The more-important lesson of Vu Le’s remarks, though, needs to be learned by conservatives, who seem to understand so little about the contemporary state of American philanthropy. Note that Le does not make his demands upon just progressive philanthropy. He directs them toward philanthropy as such, confident in the knowledge that most of the sector shares his progressive point of view.

Le is absolutely right to be confident. I’ve attended dozens of trade-association  meetings for the nominally non-partisan nonprofit sector during the past three decades, ranging from the Council on Foundations to Independent Sector to the Alliance for Nonprofit Management. Other than my own occasional participation in panels, the overwhelming ideological tenor of these gatherings has been unremittingly progressive. 

At a Council on Foundations meeting in Denver some years ago, one of the three main thematic tracks was devoted entirely to cultivating social-justice activism. Attending a panel in the track, I listened to one of the many young and eager participants challenge the reluctance of progressive foundations to fund outright violence against oppressive institutions. Happily, another participant—from Northern Ireland—was there to suggest difficulties with that argument.

During another Council on Foundations conference in Chicago, I had the privilege of attending the National Committee for Responsive Philanthropy’s (NCRP’s) annual awards ceremony. I was deeply impressed by the number, youth, and enthusiasm of foundation and nonprofit representatives present, celebrating successful partnerships in advancing progressive goals. In my subsequent email to NCRP president Aaron Dorfman, I congratulated him on such a lively and energetic event. And I confessed that I could not imagine any such well-attended gathering of boisterous young conservatives in the foundation world.

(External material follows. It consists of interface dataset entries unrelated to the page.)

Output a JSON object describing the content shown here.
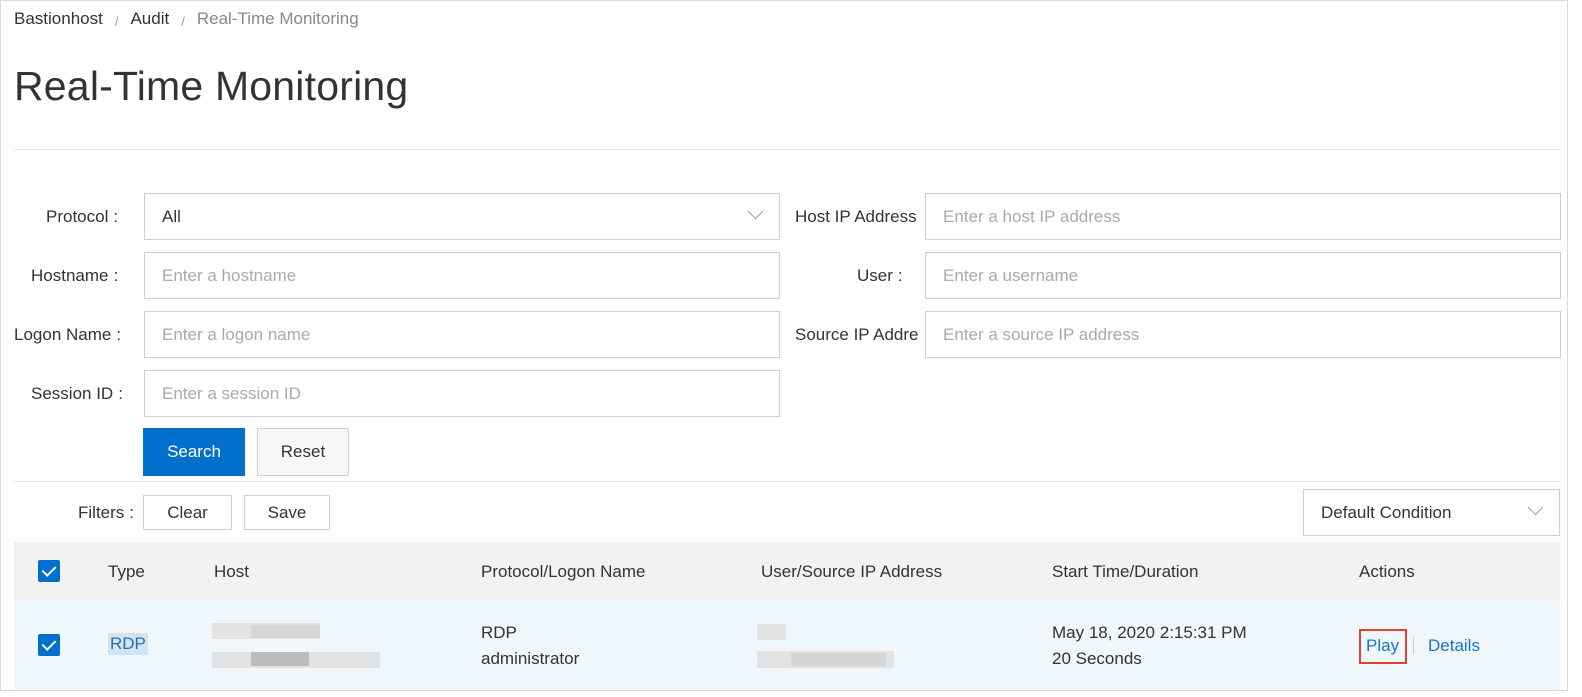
{
  "breadcrumb": {
    "items": [
      "Bastionhost",
      "Audit"
    ],
    "separator": "/",
    "current": "Real-Time Monitoring"
  },
  "page": {
    "title": "Real-Time Monitoring"
  },
  "form": {
    "protocol": {
      "label": "Protocol",
      "value": "All"
    },
    "host_ip": {
      "label": "Host IP Address",
      "placeholder": "Enter a host IP address"
    },
    "hostname": {
      "label": "Hostname",
      "placeholder": "Enter a hostname"
    },
    "user": {
      "label": "User",
      "placeholder": "Enter a username"
    },
    "logon_name": {
      "label": "Logon Name",
      "placeholder": "Enter a logon name"
    },
    "source_ip": {
      "label": "Source IP Addre",
      "placeholder": "Enter a source IP address"
    },
    "session_id": {
      "label": "Session ID",
      "placeholder": "Enter a session ID"
    },
    "search_label": "Search",
    "reset_label": "Reset",
    "colon": ":"
  },
  "filters": {
    "label": "Filters",
    "clear_label": "Clear",
    "save_label": "Save",
    "condition": "Default Condition"
  },
  "table": {
    "columns": [
      "Type",
      "Host",
      "Protocol/Logon Name",
      "User/Source IP Address",
      "Start Time/Duration",
      "Actions"
    ],
    "rows": [
      {
        "type": "RDP",
        "protocol": "RDP",
        "logon_name": "administrator",
        "start_time": "May 18, 2020 2:15:31 PM",
        "duration": "20 Seconds",
        "actions": [
          "Play",
          "Details"
        ]
      }
    ]
  },
  "colors": {
    "primary": "#0070cc",
    "link": "#1a73c9",
    "highlight_border": "#e2432b",
    "row_selected_bg": "#f0f7fc"
  }
}
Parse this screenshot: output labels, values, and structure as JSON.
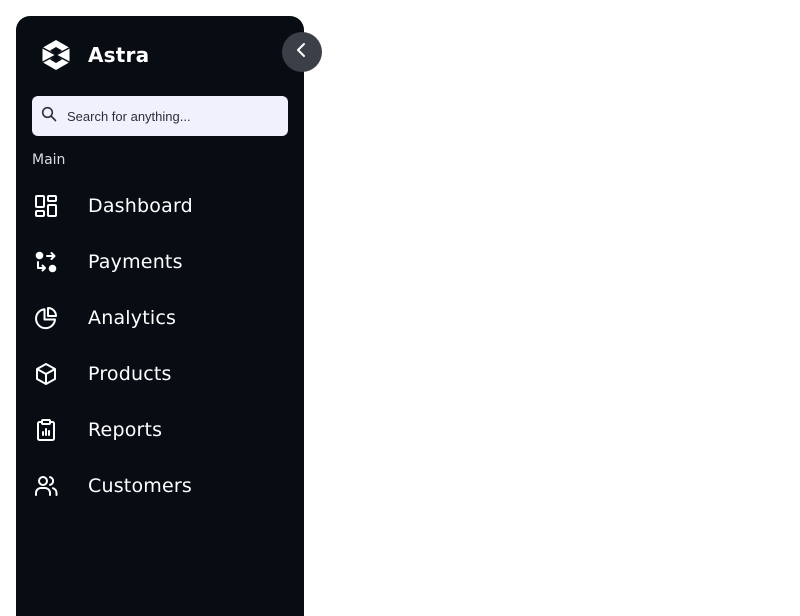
{
  "app": {
    "name": "Astra"
  },
  "sidebar": {
    "search": {
      "placeholder": "Search for anything..."
    },
    "section_label": "Main",
    "items": [
      {
        "label": "Dashboard",
        "icon": "dashboard-grid-icon"
      },
      {
        "label": "Payments",
        "icon": "transfer-icon"
      },
      {
        "label": "Analytics",
        "icon": "pie-chart-icon"
      },
      {
        "label": "Products",
        "icon": "box-icon"
      },
      {
        "label": "Reports",
        "icon": "clipboard-chart-icon"
      },
      {
        "label": "Customers",
        "icon": "users-icon"
      }
    ]
  },
  "colors": {
    "sidebar_bg": "#080d14",
    "search_bg": "#f1f1fd",
    "collapse_button_bg": "#3b4048",
    "text": "#ffffff"
  }
}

I still can’t imagine that. It’s not just that the totals of philanthropic dollars devoted to conservative causes are dwarfed by progressive sums. It’s that virtually every institution within philanthropy’s professional, educational, and consulting infrastructure is imbued with progressive political sentiments and staffed with progressive activists.

Yet conservatives are slow to recognize this truth. Their central doctrine is “philanthropic freedom.” They claim that this serves to protect Alexis de Tocqueville’s vision of a varied, vigorous, and decentralized American civil society. I admire and strive to cultivate that vision as well. 

But in “actual, existing” philanthropy today, that pleasing prospect has long since been replaced by an oppressively arid, progressive monoculture.

Doesn’t take long

In the desire to preserve philanthropic freedom, conservatives decline to critique the theory or practice of progressive philanthropy, fearing that this will draw unwelcome attention on the Hill. But by guarding the prerogatives of foundations to do whatever they want, they’re basically running interference for causes that are, today, almost entirely progressive. 

When it’s time to establish one of the rare explicitly conservative foundations, donors imagine that drafting carefully delineated statements of their intent will keep a foundation on the desired path. But then, seeking to be “respectable,” they staff their foundation with, or at least consult, the credentialed experts whom I’ve encountered over the years at the trade-association meetings. Their expertise includes innumerable techniques for finessing the “parchment barrier” of donor intent.

It doesn’t take long for a conservative foundation—seeking legitimacy in a comprehensively progressive institutional universe—to swing left. It’s the only sophisticated and professional way to be. And all this is before we discuss the problem of guilt-stricken heirs on the foundation board, who are intent on repentance for its rapacious capitalist origins.

Vu Le safely and rightly assumes that when he summons philanthropy per se to political activism, it will be without doubt progressive activism. Conservatives need to face this truth by acquainting themselves with the real world of contemporary philanthropy. Perhaps then they will reassess their blind loyalty to the status quo in a sector that has become completely antagonistic to their every principle.